The vestiaritai are attested as late as 1387, and likely continued to exist after. In the 13th and 14th centuries, however, their role was chiefly fiscal: they were responsible for levying soldiers and wagons from the provinces, under the control of the domestikos of the themes of the East. The chief of the vestiaritai was called prōtovestiaritēs (Greek: πρωτοβεστιαρίτης) in the 13th and 14th centuries (not to be confused with the much older and more important office of prōtovestiarios). It is attested as late as 1451, when it was held by the historian George Sphrantzes. In the mid-14th century Book of Offices of Pseudo-Kodinos, the title ranks nineteenth in the order of precedence, following the parakoimōmenos of the bedchamber. According to the same work, its insignia were: a wooden staff (dikanikion) with gold and red-gold knobs, a skiadion hat with embroidery of the klapotōn type, another type of hat called skaranikon of white and gold silk with gold-wire embroidery and images of the Byzantine emperor in the front and back, and a silk robe of office or kabbadion.
- Bartusis, Mark C. (1997). The Late Byzantine Army: Arms and Society 1204–1453. Philadelphia, Pennsylvania: University of Pennsylvania Press. ISBN 0-8122-1620-2.

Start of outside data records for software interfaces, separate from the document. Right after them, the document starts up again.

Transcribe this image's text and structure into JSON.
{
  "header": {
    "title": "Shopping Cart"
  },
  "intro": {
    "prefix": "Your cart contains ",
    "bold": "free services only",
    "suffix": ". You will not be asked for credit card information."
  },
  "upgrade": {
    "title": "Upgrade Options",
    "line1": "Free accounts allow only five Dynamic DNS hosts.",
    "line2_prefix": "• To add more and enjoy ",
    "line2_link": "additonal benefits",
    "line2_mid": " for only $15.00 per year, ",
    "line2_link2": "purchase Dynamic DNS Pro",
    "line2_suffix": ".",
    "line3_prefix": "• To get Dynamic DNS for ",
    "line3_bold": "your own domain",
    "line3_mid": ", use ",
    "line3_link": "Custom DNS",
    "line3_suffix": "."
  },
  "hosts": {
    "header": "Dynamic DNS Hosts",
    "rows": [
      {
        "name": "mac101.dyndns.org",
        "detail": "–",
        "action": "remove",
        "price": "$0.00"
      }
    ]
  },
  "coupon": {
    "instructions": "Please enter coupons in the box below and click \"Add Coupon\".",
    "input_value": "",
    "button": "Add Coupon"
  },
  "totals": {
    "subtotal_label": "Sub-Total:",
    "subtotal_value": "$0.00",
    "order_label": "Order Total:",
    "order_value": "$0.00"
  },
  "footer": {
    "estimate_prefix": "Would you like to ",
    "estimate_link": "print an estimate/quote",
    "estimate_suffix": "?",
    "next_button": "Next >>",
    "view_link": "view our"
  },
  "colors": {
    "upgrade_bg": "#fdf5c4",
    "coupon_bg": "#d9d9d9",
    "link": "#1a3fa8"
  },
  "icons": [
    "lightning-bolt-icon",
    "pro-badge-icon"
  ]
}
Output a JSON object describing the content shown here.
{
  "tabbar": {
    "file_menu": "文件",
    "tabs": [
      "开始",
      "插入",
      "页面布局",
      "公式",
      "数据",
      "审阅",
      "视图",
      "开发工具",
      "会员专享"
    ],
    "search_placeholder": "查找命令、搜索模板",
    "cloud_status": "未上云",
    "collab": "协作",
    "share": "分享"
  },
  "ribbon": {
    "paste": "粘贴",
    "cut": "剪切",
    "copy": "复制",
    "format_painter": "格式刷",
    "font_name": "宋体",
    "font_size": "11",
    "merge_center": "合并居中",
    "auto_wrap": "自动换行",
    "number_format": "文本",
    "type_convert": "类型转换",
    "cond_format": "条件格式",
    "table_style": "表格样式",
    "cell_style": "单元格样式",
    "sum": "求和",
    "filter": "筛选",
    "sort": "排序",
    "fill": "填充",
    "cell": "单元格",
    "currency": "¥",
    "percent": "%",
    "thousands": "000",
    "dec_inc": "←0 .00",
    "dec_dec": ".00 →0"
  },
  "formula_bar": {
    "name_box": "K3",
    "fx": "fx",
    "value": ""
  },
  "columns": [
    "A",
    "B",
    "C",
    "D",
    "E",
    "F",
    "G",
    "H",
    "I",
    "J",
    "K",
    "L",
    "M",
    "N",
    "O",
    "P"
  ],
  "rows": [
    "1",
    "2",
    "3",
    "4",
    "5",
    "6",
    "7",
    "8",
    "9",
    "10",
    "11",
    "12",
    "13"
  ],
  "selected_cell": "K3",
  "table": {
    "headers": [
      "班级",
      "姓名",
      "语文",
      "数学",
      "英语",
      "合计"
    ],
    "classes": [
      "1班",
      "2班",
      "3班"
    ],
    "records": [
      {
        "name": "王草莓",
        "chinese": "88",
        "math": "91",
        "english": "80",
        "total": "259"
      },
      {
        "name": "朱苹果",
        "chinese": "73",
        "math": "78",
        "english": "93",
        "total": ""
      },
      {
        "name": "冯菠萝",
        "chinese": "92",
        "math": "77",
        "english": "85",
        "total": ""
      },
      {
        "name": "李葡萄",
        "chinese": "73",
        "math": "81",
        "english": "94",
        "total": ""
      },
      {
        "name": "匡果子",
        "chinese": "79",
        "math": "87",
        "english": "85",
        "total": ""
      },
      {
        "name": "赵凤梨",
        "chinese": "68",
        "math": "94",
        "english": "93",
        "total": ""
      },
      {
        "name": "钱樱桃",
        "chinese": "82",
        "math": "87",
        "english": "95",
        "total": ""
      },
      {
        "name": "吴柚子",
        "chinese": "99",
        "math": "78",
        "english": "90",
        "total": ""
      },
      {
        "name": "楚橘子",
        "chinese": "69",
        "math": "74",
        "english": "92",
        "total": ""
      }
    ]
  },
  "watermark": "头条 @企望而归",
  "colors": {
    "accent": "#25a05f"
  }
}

- Guilland, Rodolphe (1967). Recherches sur les Institutions Byzantines, Tomes I and II (in French). Berlin, Germany: Akademie-Verlag.
- Kazhdan, Alexander Petrovich, ed. (1991). The Oxford Dictionary of Byzantium. New York, New York and Oxford, United Kingdom: Oxford University Press. ISBN 978-0-19-504652-6.
- Oikonomides, Nicolas (1976). Travaux et Mémoires 6 (in French). Paris, France: E. de Boccard.
- Verpeaux, Jean, ed. (1966). Pseudo-Kodinos, Traité des Offices (in French). Paris, France: Éditions du Centre National de la Recherche Scientifique.